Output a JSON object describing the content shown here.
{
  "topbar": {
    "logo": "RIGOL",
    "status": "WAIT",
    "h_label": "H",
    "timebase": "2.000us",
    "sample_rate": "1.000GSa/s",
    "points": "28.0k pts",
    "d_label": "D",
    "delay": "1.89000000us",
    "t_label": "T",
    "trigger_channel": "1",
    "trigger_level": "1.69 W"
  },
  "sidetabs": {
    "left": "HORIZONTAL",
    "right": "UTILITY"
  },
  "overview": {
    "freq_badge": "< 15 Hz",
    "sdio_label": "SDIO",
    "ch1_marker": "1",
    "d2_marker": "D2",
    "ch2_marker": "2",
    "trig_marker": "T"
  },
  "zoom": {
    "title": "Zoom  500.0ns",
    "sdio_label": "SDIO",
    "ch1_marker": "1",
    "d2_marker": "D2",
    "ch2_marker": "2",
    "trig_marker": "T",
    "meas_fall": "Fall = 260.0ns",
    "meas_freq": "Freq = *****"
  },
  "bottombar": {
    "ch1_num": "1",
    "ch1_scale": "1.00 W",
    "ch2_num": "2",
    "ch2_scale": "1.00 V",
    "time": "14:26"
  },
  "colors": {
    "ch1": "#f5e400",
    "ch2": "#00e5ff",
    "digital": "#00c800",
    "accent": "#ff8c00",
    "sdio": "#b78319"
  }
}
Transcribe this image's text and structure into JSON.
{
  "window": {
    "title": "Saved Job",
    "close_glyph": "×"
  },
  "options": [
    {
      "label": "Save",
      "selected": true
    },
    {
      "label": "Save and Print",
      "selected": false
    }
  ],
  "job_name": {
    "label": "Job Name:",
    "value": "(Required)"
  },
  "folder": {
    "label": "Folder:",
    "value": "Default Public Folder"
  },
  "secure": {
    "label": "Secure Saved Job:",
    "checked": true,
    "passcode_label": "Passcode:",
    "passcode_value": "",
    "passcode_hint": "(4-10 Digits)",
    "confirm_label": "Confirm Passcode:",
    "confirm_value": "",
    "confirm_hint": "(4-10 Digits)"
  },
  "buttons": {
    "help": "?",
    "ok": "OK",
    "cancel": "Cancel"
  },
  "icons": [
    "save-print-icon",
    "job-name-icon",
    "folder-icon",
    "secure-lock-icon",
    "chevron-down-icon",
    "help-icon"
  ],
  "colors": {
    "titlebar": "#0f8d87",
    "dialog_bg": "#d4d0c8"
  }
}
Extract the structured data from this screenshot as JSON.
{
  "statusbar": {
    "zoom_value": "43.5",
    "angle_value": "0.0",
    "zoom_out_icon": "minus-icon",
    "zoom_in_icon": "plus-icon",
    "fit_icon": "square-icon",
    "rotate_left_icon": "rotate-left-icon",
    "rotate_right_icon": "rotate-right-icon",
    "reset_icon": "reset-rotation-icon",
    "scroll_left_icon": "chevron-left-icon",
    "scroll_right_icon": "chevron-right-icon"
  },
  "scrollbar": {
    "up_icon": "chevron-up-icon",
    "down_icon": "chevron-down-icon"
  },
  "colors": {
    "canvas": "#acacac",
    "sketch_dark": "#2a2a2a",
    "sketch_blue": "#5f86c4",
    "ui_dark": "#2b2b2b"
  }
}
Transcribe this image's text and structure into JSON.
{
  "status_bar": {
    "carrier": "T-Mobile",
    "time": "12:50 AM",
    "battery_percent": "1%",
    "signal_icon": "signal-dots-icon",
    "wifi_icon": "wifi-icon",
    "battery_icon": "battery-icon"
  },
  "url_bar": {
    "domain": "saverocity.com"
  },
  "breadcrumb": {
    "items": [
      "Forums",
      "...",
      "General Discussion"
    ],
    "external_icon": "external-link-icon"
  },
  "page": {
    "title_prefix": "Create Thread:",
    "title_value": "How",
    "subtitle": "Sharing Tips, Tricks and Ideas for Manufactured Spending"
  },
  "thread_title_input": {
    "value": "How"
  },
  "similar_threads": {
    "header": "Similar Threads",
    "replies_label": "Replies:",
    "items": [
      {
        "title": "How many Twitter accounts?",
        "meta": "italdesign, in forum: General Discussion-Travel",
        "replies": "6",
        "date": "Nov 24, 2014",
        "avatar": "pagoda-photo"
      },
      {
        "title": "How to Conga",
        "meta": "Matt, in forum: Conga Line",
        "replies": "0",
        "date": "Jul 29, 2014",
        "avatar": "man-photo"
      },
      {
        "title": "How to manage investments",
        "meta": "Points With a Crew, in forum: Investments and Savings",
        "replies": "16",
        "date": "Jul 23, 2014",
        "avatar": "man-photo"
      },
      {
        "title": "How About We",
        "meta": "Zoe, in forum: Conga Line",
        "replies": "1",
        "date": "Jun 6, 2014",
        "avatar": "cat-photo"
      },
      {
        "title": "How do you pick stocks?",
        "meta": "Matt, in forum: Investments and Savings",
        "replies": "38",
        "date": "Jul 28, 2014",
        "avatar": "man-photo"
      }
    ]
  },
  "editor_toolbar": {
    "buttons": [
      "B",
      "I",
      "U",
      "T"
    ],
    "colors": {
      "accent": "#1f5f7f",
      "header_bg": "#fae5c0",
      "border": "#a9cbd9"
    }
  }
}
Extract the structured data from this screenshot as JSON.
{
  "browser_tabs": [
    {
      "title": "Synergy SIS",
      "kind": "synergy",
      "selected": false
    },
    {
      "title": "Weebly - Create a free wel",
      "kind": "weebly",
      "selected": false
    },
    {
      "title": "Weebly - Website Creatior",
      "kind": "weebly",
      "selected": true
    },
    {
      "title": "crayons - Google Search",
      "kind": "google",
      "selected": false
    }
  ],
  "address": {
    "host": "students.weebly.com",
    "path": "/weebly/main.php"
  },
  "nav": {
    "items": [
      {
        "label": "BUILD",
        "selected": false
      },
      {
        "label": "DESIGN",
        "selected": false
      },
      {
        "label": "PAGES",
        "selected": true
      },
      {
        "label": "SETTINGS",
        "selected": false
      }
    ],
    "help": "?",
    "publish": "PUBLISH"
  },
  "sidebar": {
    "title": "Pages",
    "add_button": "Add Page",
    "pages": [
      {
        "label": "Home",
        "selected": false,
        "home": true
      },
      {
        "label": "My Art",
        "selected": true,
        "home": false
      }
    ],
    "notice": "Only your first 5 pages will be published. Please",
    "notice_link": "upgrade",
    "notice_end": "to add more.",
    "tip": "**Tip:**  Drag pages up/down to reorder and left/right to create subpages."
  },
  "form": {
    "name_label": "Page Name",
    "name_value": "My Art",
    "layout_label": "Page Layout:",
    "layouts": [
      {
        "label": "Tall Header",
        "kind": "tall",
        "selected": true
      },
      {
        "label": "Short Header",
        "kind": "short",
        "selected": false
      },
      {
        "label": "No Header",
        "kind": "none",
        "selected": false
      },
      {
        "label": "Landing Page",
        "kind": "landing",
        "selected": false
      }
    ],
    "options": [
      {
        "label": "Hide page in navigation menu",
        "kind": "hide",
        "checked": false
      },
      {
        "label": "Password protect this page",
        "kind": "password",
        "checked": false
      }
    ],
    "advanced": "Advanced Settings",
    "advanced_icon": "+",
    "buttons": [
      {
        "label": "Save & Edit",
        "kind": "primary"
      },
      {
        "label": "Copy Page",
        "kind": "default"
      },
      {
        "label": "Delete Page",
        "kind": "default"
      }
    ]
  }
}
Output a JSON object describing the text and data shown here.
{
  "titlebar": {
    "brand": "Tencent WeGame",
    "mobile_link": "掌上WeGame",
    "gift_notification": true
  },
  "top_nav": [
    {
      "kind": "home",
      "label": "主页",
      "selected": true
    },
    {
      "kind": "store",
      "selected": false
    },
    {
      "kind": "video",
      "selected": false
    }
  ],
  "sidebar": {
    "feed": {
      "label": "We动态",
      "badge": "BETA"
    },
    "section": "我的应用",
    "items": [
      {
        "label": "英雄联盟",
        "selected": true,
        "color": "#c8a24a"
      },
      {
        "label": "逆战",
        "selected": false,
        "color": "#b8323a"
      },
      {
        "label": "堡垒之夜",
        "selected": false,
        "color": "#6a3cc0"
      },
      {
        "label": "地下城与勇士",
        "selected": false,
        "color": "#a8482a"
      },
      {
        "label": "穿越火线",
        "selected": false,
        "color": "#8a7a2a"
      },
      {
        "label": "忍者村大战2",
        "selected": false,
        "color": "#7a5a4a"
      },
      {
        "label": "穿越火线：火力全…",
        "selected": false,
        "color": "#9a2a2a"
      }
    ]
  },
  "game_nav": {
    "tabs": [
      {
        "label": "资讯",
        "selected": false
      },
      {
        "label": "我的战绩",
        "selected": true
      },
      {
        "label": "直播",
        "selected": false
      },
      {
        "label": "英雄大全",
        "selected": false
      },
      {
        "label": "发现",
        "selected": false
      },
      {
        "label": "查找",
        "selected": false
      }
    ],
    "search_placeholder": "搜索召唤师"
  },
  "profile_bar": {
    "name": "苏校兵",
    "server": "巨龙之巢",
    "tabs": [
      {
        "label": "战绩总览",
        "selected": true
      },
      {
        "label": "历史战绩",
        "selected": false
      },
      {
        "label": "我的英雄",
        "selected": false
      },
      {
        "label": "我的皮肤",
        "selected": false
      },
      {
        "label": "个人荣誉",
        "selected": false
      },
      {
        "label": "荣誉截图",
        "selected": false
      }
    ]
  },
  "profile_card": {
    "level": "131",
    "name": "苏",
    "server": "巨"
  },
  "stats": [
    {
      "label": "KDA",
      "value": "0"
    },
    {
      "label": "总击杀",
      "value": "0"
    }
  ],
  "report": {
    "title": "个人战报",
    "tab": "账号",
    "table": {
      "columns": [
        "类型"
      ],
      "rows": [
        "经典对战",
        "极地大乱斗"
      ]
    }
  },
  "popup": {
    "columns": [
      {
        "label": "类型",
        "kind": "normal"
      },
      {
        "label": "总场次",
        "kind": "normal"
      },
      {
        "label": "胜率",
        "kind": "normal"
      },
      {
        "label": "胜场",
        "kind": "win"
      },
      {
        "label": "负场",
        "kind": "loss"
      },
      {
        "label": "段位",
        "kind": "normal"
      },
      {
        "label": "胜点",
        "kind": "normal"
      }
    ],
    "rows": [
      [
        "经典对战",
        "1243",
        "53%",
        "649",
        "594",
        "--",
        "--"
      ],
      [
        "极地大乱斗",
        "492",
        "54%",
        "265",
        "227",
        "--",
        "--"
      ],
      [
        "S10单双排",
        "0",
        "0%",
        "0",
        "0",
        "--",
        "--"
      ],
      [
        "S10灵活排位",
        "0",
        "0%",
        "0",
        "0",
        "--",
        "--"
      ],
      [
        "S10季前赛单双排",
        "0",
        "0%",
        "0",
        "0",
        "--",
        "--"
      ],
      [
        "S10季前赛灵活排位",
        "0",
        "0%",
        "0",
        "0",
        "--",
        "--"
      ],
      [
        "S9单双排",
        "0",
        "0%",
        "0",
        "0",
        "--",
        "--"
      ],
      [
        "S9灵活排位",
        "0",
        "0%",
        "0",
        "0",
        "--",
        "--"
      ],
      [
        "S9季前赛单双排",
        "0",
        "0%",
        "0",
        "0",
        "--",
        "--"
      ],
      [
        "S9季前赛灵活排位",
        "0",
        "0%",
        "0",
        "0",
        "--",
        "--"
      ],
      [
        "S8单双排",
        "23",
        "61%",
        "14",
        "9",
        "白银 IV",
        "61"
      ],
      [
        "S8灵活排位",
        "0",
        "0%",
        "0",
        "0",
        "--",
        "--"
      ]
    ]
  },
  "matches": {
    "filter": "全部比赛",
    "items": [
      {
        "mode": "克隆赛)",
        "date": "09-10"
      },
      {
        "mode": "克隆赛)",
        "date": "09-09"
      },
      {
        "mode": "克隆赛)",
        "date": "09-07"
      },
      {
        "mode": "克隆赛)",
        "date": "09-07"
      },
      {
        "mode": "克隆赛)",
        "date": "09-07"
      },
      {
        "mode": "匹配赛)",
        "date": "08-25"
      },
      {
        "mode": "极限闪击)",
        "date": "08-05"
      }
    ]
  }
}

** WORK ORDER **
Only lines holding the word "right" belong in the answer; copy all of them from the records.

** TASK SOLUTION **
    "right": "UTILITY"
    "rotate_right_icon": "rotate-right-icon",
    "scroll_right_icon": "chevron-right-icon"
    "tip": "**Tip:**  Drag pages up/down to reorder and left/right to create subpages."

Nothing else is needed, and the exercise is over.